*The task:* Below are records to write out again, exactly as they read.

(Materials provided begins)

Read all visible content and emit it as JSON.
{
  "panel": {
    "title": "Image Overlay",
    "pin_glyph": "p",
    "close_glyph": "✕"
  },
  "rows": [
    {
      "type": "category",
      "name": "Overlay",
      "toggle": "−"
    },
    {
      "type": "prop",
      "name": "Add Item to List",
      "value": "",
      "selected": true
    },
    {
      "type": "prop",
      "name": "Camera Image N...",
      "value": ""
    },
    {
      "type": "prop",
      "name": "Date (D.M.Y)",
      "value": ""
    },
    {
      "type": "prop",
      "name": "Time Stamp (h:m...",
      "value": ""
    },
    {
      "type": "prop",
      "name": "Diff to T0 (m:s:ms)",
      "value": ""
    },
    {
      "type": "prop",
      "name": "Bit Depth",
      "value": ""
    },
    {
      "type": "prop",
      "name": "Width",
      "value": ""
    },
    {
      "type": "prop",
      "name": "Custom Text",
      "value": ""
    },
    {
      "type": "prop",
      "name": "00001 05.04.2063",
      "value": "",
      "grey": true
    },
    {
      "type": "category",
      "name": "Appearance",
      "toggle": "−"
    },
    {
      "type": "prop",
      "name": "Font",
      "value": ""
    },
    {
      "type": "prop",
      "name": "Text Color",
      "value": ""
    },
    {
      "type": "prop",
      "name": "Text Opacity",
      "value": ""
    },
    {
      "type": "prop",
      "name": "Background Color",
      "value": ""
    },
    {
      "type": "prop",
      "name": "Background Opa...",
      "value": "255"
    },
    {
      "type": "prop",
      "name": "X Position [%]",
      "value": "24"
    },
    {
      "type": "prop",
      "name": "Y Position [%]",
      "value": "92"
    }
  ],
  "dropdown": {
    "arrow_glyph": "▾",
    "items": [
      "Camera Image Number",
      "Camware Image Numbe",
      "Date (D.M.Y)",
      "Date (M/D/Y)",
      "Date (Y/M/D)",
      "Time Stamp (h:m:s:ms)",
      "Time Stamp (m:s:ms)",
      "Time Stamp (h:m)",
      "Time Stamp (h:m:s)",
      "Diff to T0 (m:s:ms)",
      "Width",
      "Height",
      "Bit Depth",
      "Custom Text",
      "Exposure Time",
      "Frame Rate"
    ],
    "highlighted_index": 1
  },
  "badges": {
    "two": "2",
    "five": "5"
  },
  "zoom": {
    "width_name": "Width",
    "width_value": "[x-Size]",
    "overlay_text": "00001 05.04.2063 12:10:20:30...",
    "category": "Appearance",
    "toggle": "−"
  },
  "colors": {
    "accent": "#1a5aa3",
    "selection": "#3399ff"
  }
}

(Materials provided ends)

*Output of the task:*
Read all visible content and emit it as JSON.
{
  "panel": {
    "title": "Image Overlay",
    "pin_glyph": "p",
    "close_glyph": "✕"
  },
  "rows": [
    {
      "type": "category",
      "name": "Overlay",
      "toggle": "−"
    },
    {
      "type": "prop",
      "name": "Add Item to List",
      "value": "",
      "selected": true
    },
    {
      "type": "prop",
      "name": "Camera Image N...",
      "value": ""
    },
    {
      "type": "prop",
      "name": "Date (D.M.Y)",
      "value": ""
    },
    {
      "type": "prop",
      "name": "Time Stamp (h:m...",
      "value": ""
    },
    {
      "type": "prop",
      "name": "Diff to T0 (m:s:ms)",
      "value": ""
    },
    {
      "type": "prop",
      "name": "Bit Depth",
      "value": ""
    },
    {
      "type": "prop",
      "name": "Width",
      "value": ""
    },
    {
      "type": "prop",
      "name": "Custom Text",
      "value": ""
    },
    {
      "type": "prop",
      "name": "00001 05.04.2063",
      "value": "",
      "grey": true
    },
    {
      "type": "category",
      "name": "Appearance",
      "toggle": "−"
    },
    {
      "type": "prop",
      "name": "Font",
      "value": ""
    },
    {
      "type": "prop",
      "name": "Text Color",
      "value": ""
    },
    {
      "type": "prop",
      "name": "Text Opacity",
      "value": ""
    },
    {
      "type": "prop",
      "name": "Background Color",
      "value": ""
    },
    {
      "type": "prop",
      "name": "Background Opa...",
      "value": "255"
    },
    {
      "type": "prop",
      "name": "X Position [%]",
      "value": "24"
    },
    {
      "type": "prop",
      "name": "Y Position [%]",
      "value": "92"
    }
  ],
  "dropdown": {
    "arrow_glyph": "▾",
    "items": [
      "Camera Image Number",
      "Camware Image Numbe",
      "Date (D.M.Y)",
      "Date (M/D/Y)",
      "Date (Y/M/D)",
      "Time Stamp (h:m:s:ms)",
      "Time Stamp (m:s:ms)",
      "Time Stamp (h:m)",
      "Time Stamp (h:m:s)",
      "Diff to T0 (m:s:ms)",
      "Width",
      "Height",
      "Bit Depth",
      "Custom Text",
      "Exposure Time",
      "Frame Rate"
    ],
    "highlighted_index": 1
  },
  "badges": {
    "two": "2",
    "five": "5"
  },
  "zoom": {
    "width_name": "Width",
    "width_value": "[x-Size]",
    "overlay_text": "00001 05.04.2063 12:10:20:30...",
    "category": "Appearance",
    "toggle": "−"
  },
  "colors": {
    "accent": "#1a5aa3",
    "selection": "#3399ff"
  }
}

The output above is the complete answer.